The purpose of this study was to evaluate reconstruction of the medial patellofemoral ligament (MPFL) using the double-bundle anatomical or single-bundle isometric procedure with respect to the patients’ clinical outcomes.
In this retrospective study, we evaluated the clinical outcome of double-bundle anatomical versus single-bundle isometric reconstruction of the MPFL for patellar dislocation patients. Sixty-three patients were included in this study from August 2004 to January 2008. From August 2004 to September 2006, MPFL reconstruction using a single-bundle isometric technique was performed in 21 patients (26 knees). Since October 2006, the double-bundle anatomical reconstruction of the MPFL has been used as the routine surgical procedure. It was performed in 37 patients (44 knees). Fifty-eight patients (70 knees) could be followed up. According to the different techniques, we divided the patients into two groups: group D with double-bundle anatomical reconstruction (37 patients) and group S with single-bundle isometric reconstruction (21 patients). Clinical evaluation consisted of the number with a patellar re-dislocation, patellar apprehension sign, Kujala score, subjective questionnaire score, the patella lateral shift rate and patellar tilt angle measured by cross-sectional CT scan.
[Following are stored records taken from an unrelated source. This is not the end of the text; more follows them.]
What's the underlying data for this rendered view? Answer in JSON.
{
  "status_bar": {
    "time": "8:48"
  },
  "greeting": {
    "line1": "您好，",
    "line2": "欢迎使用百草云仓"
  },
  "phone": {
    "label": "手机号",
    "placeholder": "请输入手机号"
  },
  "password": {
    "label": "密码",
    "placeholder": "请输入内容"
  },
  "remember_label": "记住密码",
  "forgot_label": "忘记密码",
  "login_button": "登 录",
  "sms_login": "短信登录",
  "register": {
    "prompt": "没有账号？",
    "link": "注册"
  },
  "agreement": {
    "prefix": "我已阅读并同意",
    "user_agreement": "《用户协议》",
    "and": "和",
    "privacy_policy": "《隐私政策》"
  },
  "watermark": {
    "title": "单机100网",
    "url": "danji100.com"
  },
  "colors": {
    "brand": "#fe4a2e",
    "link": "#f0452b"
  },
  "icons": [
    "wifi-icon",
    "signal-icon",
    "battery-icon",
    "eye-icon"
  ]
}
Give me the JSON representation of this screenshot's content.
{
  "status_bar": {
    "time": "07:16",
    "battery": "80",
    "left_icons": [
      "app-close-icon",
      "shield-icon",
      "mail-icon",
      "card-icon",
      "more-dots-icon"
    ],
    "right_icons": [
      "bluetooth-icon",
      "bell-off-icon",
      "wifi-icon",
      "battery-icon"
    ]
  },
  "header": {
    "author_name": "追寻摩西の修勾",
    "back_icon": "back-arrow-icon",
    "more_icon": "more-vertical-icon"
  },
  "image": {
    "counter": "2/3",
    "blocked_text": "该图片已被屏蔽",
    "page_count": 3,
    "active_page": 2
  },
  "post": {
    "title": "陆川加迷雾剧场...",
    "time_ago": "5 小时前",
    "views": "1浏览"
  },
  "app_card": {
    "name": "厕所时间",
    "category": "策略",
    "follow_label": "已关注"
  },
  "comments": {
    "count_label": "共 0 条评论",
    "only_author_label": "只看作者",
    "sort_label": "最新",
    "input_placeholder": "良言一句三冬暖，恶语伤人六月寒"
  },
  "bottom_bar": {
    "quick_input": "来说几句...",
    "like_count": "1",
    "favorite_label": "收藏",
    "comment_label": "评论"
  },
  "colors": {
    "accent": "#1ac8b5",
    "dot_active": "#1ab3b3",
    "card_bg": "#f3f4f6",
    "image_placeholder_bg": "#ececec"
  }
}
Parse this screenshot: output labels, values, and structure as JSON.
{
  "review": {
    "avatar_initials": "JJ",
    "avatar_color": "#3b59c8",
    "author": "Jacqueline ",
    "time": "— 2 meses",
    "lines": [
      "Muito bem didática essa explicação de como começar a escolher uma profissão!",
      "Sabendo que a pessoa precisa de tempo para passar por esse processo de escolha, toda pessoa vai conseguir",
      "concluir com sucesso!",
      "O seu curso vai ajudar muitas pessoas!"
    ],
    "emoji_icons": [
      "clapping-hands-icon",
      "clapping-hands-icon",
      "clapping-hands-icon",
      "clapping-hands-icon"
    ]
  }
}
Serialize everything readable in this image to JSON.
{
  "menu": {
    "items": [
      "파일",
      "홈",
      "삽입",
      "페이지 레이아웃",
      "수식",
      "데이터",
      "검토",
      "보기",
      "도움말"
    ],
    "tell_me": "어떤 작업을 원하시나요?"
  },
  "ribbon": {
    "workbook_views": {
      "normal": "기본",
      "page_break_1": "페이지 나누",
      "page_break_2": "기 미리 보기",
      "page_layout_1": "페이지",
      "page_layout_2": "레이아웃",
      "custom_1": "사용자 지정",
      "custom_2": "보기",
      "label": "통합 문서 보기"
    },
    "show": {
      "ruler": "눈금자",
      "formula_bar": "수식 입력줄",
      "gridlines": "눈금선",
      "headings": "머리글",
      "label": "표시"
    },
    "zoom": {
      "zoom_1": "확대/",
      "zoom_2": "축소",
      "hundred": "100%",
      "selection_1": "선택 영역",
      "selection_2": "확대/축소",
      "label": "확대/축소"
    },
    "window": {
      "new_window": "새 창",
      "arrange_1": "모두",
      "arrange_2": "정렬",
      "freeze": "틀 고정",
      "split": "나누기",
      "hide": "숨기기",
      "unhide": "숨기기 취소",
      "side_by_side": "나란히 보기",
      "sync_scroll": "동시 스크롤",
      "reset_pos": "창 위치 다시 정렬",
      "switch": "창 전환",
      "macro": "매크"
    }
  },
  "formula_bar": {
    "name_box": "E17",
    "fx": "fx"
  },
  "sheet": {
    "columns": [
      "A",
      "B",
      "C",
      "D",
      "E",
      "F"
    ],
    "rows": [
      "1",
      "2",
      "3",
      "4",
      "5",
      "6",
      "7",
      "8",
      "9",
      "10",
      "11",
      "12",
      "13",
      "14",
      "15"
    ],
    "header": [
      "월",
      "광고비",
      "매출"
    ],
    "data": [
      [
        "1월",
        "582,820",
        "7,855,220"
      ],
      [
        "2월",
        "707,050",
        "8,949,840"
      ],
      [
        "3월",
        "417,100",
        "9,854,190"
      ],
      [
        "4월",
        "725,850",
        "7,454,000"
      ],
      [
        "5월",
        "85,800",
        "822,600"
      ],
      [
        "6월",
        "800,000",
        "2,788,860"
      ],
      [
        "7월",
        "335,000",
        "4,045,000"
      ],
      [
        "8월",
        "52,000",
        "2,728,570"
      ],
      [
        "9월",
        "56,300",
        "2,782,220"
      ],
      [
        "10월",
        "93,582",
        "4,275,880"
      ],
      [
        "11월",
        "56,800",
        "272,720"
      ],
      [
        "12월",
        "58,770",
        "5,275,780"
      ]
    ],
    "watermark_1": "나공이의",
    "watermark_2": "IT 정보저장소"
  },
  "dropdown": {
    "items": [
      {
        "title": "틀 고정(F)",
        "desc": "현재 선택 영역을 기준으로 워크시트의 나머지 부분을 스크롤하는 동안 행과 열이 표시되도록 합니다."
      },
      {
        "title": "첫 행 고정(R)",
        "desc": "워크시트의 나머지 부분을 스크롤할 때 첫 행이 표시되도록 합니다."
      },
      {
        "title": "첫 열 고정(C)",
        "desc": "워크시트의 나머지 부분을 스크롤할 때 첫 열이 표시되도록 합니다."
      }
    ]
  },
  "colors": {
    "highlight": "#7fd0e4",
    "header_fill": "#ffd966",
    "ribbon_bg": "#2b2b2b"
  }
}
According to the Kujala score and the subjective questionnaire score, the outcome of the double-bundle group was better than the outcome of the single-bundle group especially in the long-term. Patellar re-dislocation occurred in three patients in the group S, while no re-dislocation occurred in the group D. In total, 26.9 % of group S was considered to have patellar instability, compared to 4.54 % of the group D. After operation, the patellar tilt angle (PTA) and the patella lateral shift rate (PLSR) were restored to the normal range, with statistical significance (P < 0.05) compared to the preoperative state.
Single- and double-bundle reconstruction of the MPFL can both effectively restore patella stability and improve knee function. However, outcomes in the follow-up period showed that the double-bundle surgery procedure was much better than in single-bundle surgery.
To evaluate the clinical and functional results of surgical treatment of patellar dislocation in children.
Material and methods
A prospective study was undertaken from January 1995 to December 2004. Patients who suffered from patellar dislocation after receiving intramuscular antibiotic injections to quadriceps were recruited. A complete history of each patient was recorded, and both a clinical and a roentgenographic examination were performed preoperatively. Patellar dislocation was classified according to Bensahel’s criteria. The iliotibial tract and lateral retinacula was released to restore the tension of the medial retinaculum. Quadricepsplasty was used in all patients for full flexion of knee.
There were nine males and 65 females in this study. All 74 patients (76 knees) developed dislocation of the patella after repeated intramuscular injections of antibiotic(s) into the quadriceps muscle. Fifty-six knees (73.7%) were type 1, and 20 knees (26.3%) were type 2 (Bensahel’s classification). In all, we attained excellent results in 56 knees (73.7%), good results in 17 knees (22.4%), and fair results in three knees (3.9%). There have been no poor results or recurrences so far.
Use of the iliotibial tract, adequate lateral retinacular release, restoration of the tension of the medial retinaculum and associated quadricepsplasty achieved a high success rate. The technique is simple, safe and effective in skeletally immature children.
Patella instability; Habitual dislocation of the patella; Subluxation of the patella; Developmental dysplasia of patella (DDP); Malformative dislocation